*Aim of the exercise:*
In the records below, find each line holding the word "Nonstop" and copy it.
Records supplied START
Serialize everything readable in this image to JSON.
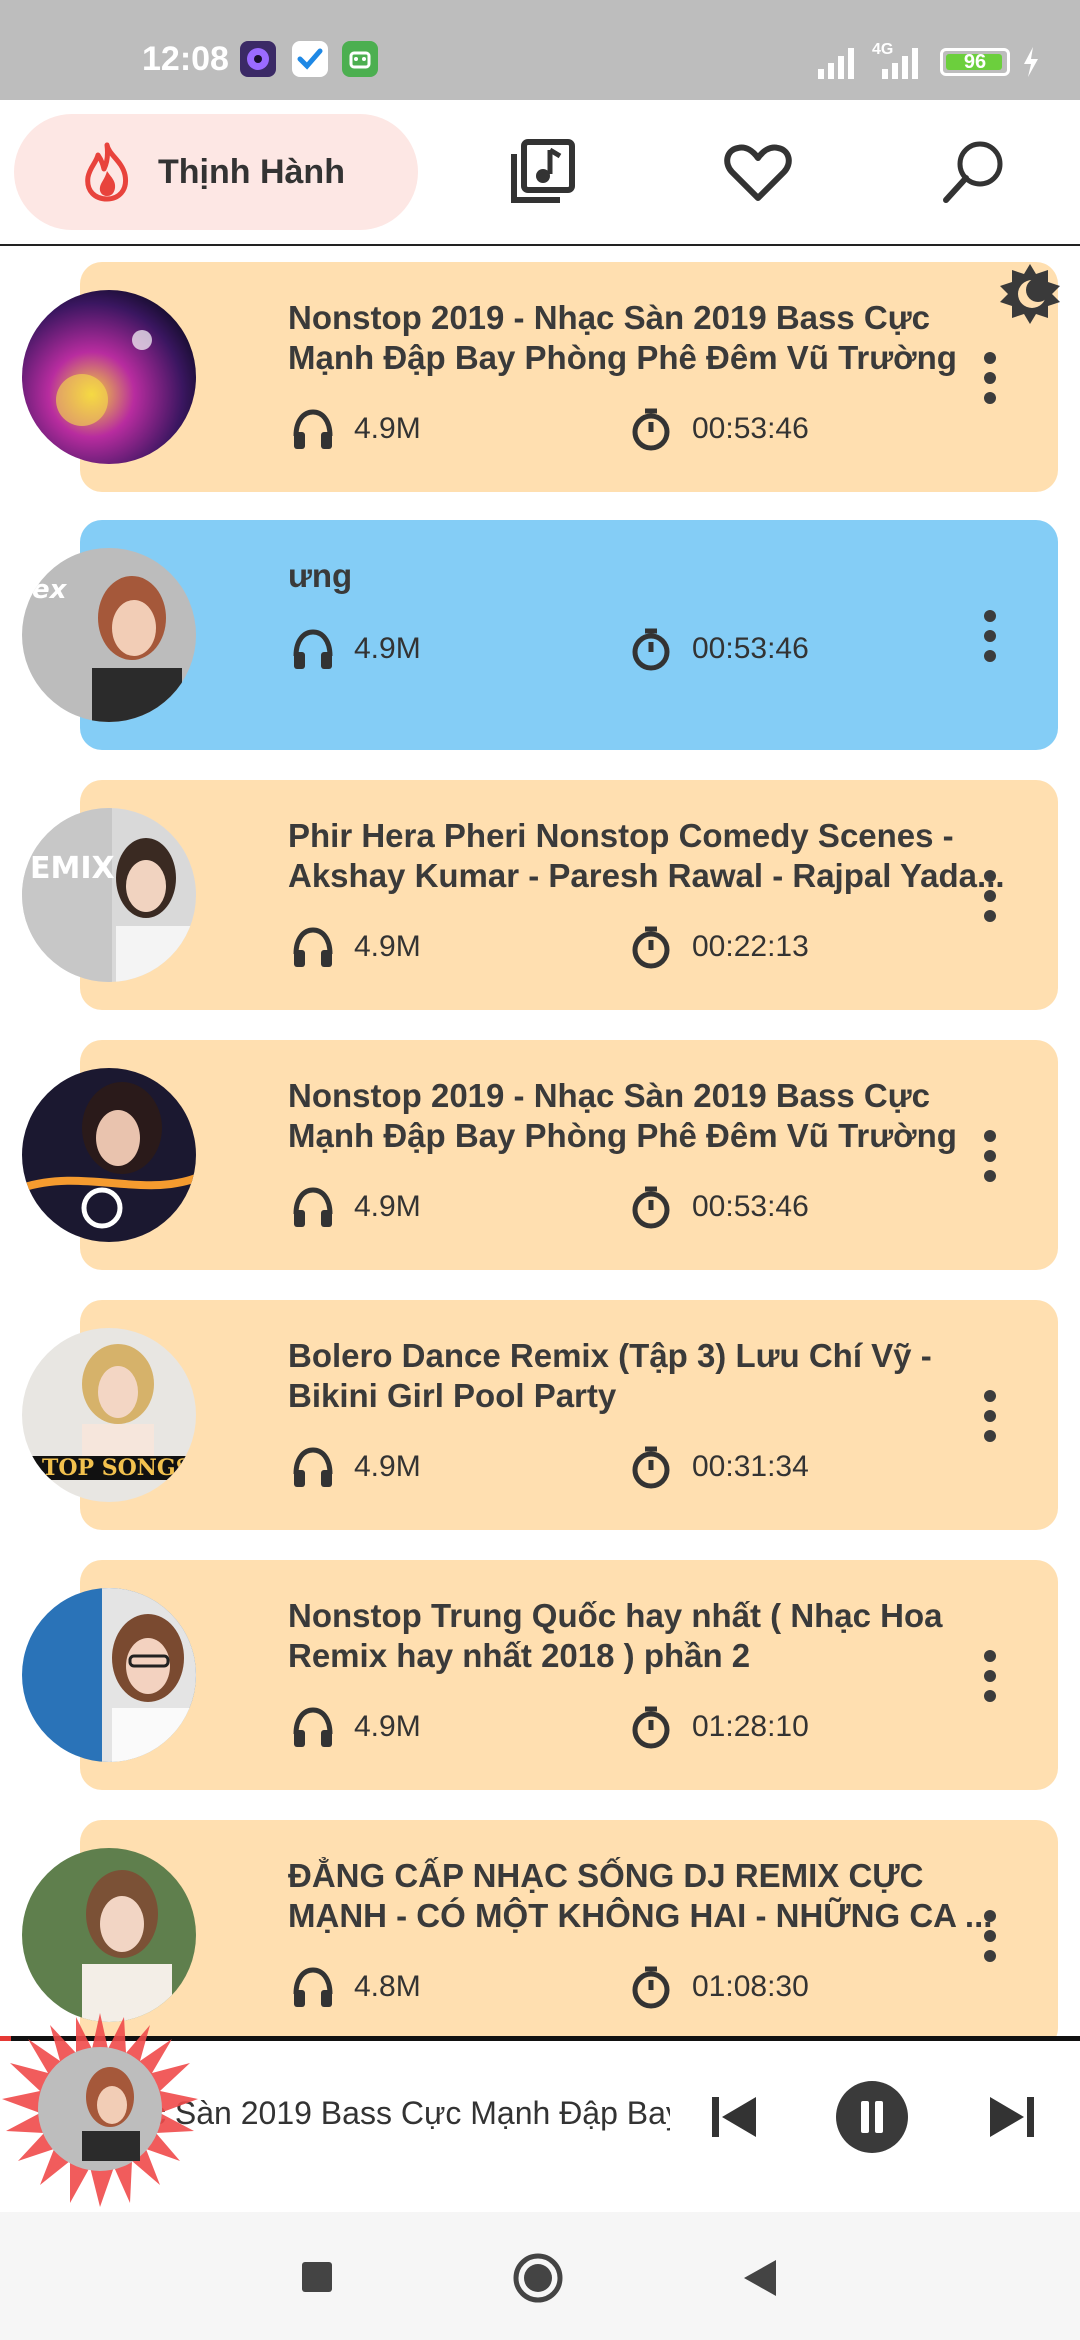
{
  "status_bar": {
    "time": "12:08",
    "battery": "96",
    "network": "4G",
    "icons": [
      "app-icon-music",
      "check-icon",
      "android-icon",
      "signal-icon",
      "signal-4g-icon",
      "battery-icon",
      "charging-icon"
    ]
  },
  "topnav": {
    "active_tab_label": "Thịnh Hành",
    "icons": [
      "flame-icon",
      "music-library-icon",
      "heart-icon",
      "search-icon"
    ],
    "accent": "#e8433c"
  },
  "songs": [
    {
      "title": "Nonstop 2019 - Nhạc Sàn 2019 Bass Cực Mạnh Đập Bay Phòng Phê Đêm Vũ Trường",
      "listens": "4.9M",
      "duration": "00:53:46",
      "active": false
    },
    {
      "title": "ưng",
      "listens": "4.9M",
      "duration": "00:53:46",
      "active": true
    },
    {
      "title": "Phir Hera Pheri Nonstop Comedy Scenes - Akshay Kumar - Paresh Rawal - Rajpal Yada...",
      "listens": "4.9M",
      "duration": "00:22:13",
      "active": false
    },
    {
      "title": "Nonstop 2019 - Nhạc Sàn 2019 Bass Cực Mạnh Đập Bay Phòng Phê Đêm Vũ Trường",
      "listens": "4.9M",
      "duration": "00:53:46",
      "active": false
    },
    {
      "title": "Bolero Dance Remix (Tập 3) Lưu Chí Vỹ - Bikini Girl Pool Party",
      "listens": "4.9M",
      "duration": "00:31:34",
      "active": false
    },
    {
      "title": "Nonstop Trung Quốc hay nhất ( Nhạc Hoa Remix hay nhất 2018 ) phần 2",
      "listens": "4.9M",
      "duration": "01:28:10",
      "active": false
    },
    {
      "title": "ĐẲNG CẤP NHẠC SỐNG DJ REMIX CỰC MẠNH - CÓ MỘT KHÔNG HAI - NHỮNG CA ...",
      "listens": "4.8M",
      "duration": "01:08:30",
      "active": false
    }
  ],
  "player": {
    "now_playing": "c Sàn 2019 Bass Cực Mạnh Đập Bay",
    "progress": 0.01,
    "icons": [
      "previous-icon",
      "pause-icon",
      "next-icon"
    ]
  },
  "colors": {
    "card_bg": "#ffdfb0",
    "active_card_bg": "#84cdf6",
    "tab_bg": "#fde7e4"
  }
}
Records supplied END
*Task response:*
      "title": "Nonstop 2019 - Nhạc Sàn 2019 Bass Cực Mạnh Đập Bay Phòng Phê Đêm Vũ Trường",
      "title": "Phir Hera Pheri Nonstop Comedy Scenes - Akshay Kumar - Paresh Rawal - Rajpal Yada...",
      "title": "Nonstop 2019 - Nhạc Sàn 2019 Bass Cực Mạnh Đập Bay Phòng Phê Đêm Vũ Trường",
      "title": "Nonstop Trung Quốc hay nhất ( Nhạc Hoa Remix hay nhất 2018 ) phần 2",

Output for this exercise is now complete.